Mr. Daly also said "I will continue to defend traditional marriage, but I'm not going to demean human beings for the process." To whom exactly is Jim Daly alluding? James Dobson? Or is he referring to those relatively few stalwart culture warriors who are willing to endure the malignant lies and obscene epithets that a courageous stand for truth in the public square on this issue elicits? The language employed by Mr. Daly here is the kind of language commonly employed by either homosexualists (i.e. homosexuals and those who support their ontological, moral, and political views) or by those Christians who are unwilling to publicly condemn volitional homosexual practice as immoral, even as our public schools affirm homosexuality to children with public money.
Who defines "demeaning" for FOTF? That's a critical question because those who affirm a homosexual identity believe that public statements about the immorality of volitional homosexual acts are demeaning. And those who support legalized same-sex marriage believe that moral opposition to it is demeaning. If FOTF allows the culture to define what is demeaning, then silence is their only option.
Moving forward, how will FOTF oppose homosexual marriage?
How will FOTF oppose the widespread cultural embrace of specious ideas about the nature and morality of homosexuality, even among Christians?
How will FOTF work to stop the exposure of elementary, middle, and high school students in public schools to homosexuality-affirming resources disguised as "anti-bullying" resources?
Mr. Daly rejects being "highly confrontational," a commitment with which I would wholeheartedly agree -- depending on how "confrontational" is defined. If Daly means that he seeks to confront the culture, but without hostility, his goal is admirable. If, on the other hand, he is rejecting not just hostility but also cultural confrontations, then there's a problem.
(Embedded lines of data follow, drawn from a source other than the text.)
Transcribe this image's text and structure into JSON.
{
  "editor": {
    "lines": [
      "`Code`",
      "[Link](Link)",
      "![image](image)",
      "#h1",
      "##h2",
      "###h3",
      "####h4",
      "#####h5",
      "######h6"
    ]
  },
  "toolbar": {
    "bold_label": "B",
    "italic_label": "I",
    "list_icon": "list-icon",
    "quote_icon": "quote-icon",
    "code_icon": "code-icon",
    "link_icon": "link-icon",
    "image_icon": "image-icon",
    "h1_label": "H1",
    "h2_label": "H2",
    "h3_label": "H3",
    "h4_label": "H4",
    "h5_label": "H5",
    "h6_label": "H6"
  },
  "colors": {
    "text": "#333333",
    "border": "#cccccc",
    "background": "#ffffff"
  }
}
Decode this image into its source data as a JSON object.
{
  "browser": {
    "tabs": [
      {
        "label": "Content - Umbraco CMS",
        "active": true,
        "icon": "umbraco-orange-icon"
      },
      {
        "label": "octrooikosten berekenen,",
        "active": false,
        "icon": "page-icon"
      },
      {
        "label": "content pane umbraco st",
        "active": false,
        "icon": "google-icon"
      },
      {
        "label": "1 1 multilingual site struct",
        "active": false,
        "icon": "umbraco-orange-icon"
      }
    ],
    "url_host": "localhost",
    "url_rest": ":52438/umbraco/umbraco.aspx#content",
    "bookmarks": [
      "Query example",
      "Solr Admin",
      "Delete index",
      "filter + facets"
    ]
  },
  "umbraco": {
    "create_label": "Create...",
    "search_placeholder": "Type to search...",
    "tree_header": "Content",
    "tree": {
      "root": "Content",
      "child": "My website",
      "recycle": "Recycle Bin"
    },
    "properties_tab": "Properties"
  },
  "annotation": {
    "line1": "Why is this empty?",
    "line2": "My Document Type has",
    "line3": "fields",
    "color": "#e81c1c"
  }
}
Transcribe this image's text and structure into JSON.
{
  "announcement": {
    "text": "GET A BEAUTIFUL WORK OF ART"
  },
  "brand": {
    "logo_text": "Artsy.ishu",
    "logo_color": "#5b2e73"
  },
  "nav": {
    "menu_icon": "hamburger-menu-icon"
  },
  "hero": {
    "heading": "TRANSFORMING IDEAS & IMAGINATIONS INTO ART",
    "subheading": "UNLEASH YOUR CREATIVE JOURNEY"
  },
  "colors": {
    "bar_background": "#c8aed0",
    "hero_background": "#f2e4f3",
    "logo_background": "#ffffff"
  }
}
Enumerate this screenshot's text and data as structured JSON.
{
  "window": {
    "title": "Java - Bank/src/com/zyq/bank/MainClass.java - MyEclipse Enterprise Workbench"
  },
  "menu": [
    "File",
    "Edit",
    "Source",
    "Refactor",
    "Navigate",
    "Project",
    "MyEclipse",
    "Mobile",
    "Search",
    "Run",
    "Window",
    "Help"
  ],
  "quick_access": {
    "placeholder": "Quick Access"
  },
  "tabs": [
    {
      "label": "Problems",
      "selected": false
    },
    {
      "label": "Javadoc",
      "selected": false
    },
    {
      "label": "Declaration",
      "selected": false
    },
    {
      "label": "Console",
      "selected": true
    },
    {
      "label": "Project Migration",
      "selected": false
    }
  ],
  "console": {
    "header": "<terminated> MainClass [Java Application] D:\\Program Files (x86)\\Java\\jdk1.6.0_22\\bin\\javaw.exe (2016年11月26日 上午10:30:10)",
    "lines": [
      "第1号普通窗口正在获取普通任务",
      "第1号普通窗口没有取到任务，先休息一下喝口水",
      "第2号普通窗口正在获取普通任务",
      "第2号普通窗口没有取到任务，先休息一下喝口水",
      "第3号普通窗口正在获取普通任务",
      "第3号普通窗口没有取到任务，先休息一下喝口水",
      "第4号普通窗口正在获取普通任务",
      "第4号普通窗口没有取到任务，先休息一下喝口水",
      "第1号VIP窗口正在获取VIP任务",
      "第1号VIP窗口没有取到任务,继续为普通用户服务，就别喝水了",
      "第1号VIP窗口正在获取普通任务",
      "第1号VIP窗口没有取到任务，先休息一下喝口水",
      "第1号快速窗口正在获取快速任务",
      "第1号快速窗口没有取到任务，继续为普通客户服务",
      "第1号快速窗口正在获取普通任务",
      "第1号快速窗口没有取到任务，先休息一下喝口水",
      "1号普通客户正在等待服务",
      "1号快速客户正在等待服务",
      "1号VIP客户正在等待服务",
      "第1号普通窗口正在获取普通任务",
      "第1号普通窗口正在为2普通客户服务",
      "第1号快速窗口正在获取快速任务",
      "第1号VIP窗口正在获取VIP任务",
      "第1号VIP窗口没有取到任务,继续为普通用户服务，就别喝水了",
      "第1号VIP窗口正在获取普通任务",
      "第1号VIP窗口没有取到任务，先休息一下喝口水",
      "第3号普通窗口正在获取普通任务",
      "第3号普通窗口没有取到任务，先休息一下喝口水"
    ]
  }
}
To confront means to defy or come up against, which is what will be required if we hope to protect the unborn, children, the family, speech rights, religious liberty, and truth.
Shouldn't we boldly confront the efforts of homosexualists who are work feverishly to expose our littlest ones to homosexuality and "transgenderism" in our public schools? How perverse does the behavior that our public schools affirm have to become and how young the children to whom and in whom it's affirmed before the church as well as para-church organizations will become willing to confront the unproven, corrupt ideas promoted in public schools.
It certainly has not been any mythical confrontational tactics of serious orthodox Christians that have rendered our Christian youth vulnerable to the specious secular arguments used to normalize homosexuality. Here's what has led the body of Christ, including our youth, to tolerating or even affirming heresy:
Far too many churches and para-church organizations are adopting emasculated approaches to the pro-homosexual movement. Not only are we not pro-active in preparing our youth intellectually to understand the specious secular arguments used to normalize homosexuality, but we're not even sufficiently re-active.
Just when the cultural threat is greatest; when Obama has appointed lesbian law professor Chai Feldblum to the Equal Employment Opportunity Commission; when he has appointed Kevin Jennings, homosexual founder of the Gay, Lesbian and Straight Education Network to be the Safe Schools "czar"; when the "Hate Crimes" bill has passed Congress; when the Employment Non-Discrimination Act is soon up for a vote; when the Student Non-Discrimination Act has been proposed; when the Safe Schools Improvement Act has been proposed; and when efforts to eradicate marriage continue unabated, we need warriors who are willing to confront lies and protect children.
Let's hope and pray that Focus on the Family continues to lead courageously, perseveringly, and unambiguously on the critical cultural issues pertaining to life, family, and marriage.